After the politicians luncheon in the Capitol Rotunda, Jerry Brown joined the family and friends luncheon at the venerable Sutter Club, named for the man who started the California Gold Rush. Asked how it felt to be in "the lions’ den" with all those Republicans and his two Republican successors, George Deukmejian and Pete Wilson, Brown quipped, "No, they’re pussycats."
Brown has repeatedly praised Schwarzenegger and seems enthused about the new political era. "It’s a time again for reinvention in California," declared the two-time Democratic presidential candidate. "He has a real opportunity here."
L.A. Mayor Jim Hahn is enthusiastic, too, though he wonders where the money will come from to replace the money for local government that comes from the reduction in the car tax, which Schwarzenegger had just slashed as his first official act. Still, "we get along well. And it’s good to have a governor from L.A. You know Gray lives in West Hollywood," he joked.
Former Governor Deukmejian allowed as how Schwarzenegger is "more liberal" than he but probably needs to be. "It’s a changed state," he said, "very different" from what it was in his 1980s tenure.
Former Governor Wilson, acknowledged that Schwarzenegger must draw "from an eclectic group." Easy for him to say, since his former staffers and appointees have the most visible pedigrees in the nascent administration.
But Wilson, a very capable man who stumbled on immigration and energy policy, seems comfortable with a wide variety of voices having influence with Schwarzenegger.

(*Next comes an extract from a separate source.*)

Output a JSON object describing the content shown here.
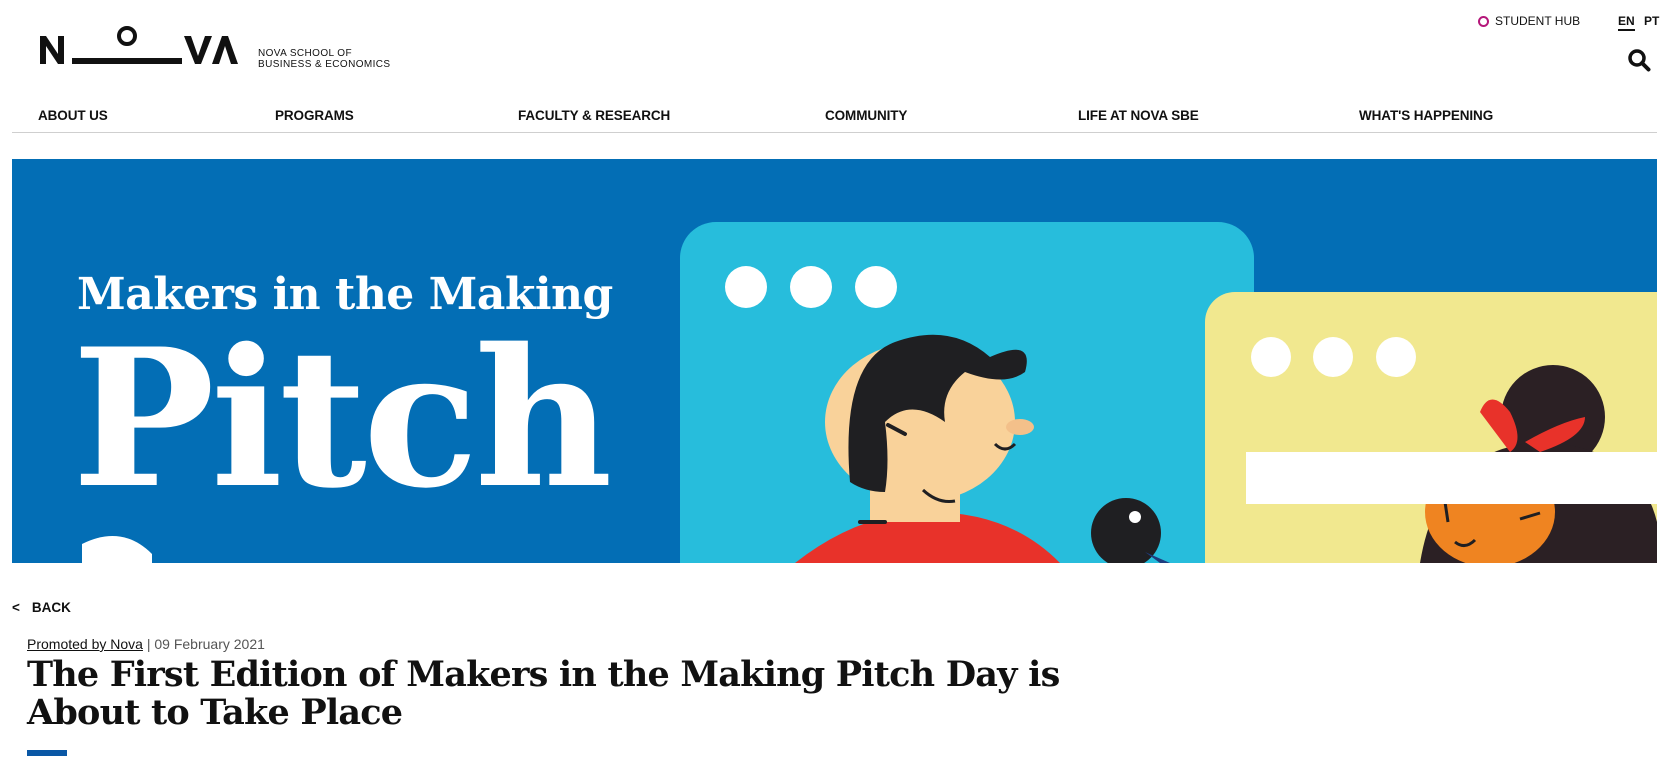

In any event, it is what the new governor wants. As befits a man whose latest movie, Terminator 3, moved into the all-time top 50 in worldwide box office the day before he was elected governor, Schwarzenegger had a crew of stars on hand, as well as many of his in-laws in the Shriver and Kennedy families, including Maria’s close friend Caroline Kennedy, daughter of John F. Kennedy.
"We’re FOAs," quipped Jamie Lee Curtis, "Friends of Arnold." Curtis, smartly attired in a pantsuit which the pants-hating Arnold of the 1980s might have decried, is a Democrat as are most among the ranks of Danny DeVito, Rob Lowe, Vanessa Williams, Tom Arnold, Tia Carrera, Linda Hamilton and Dennis Miller.
Curtis’ fellow True Lies star Tom Arnold is married to the daughter of former Assembly Majority Leader Mike Roos of L.A. Kiddingly bemoaning the loss of the in-the-works True Lies 2, Tom Arnold said he is still amazed by the rapidity with which his friend has gone from the top of Hollywood to the top of politics. "Buddy, I’m still wrapping my head around this," he exclaimed. "But Arnold is way too smart to blow it."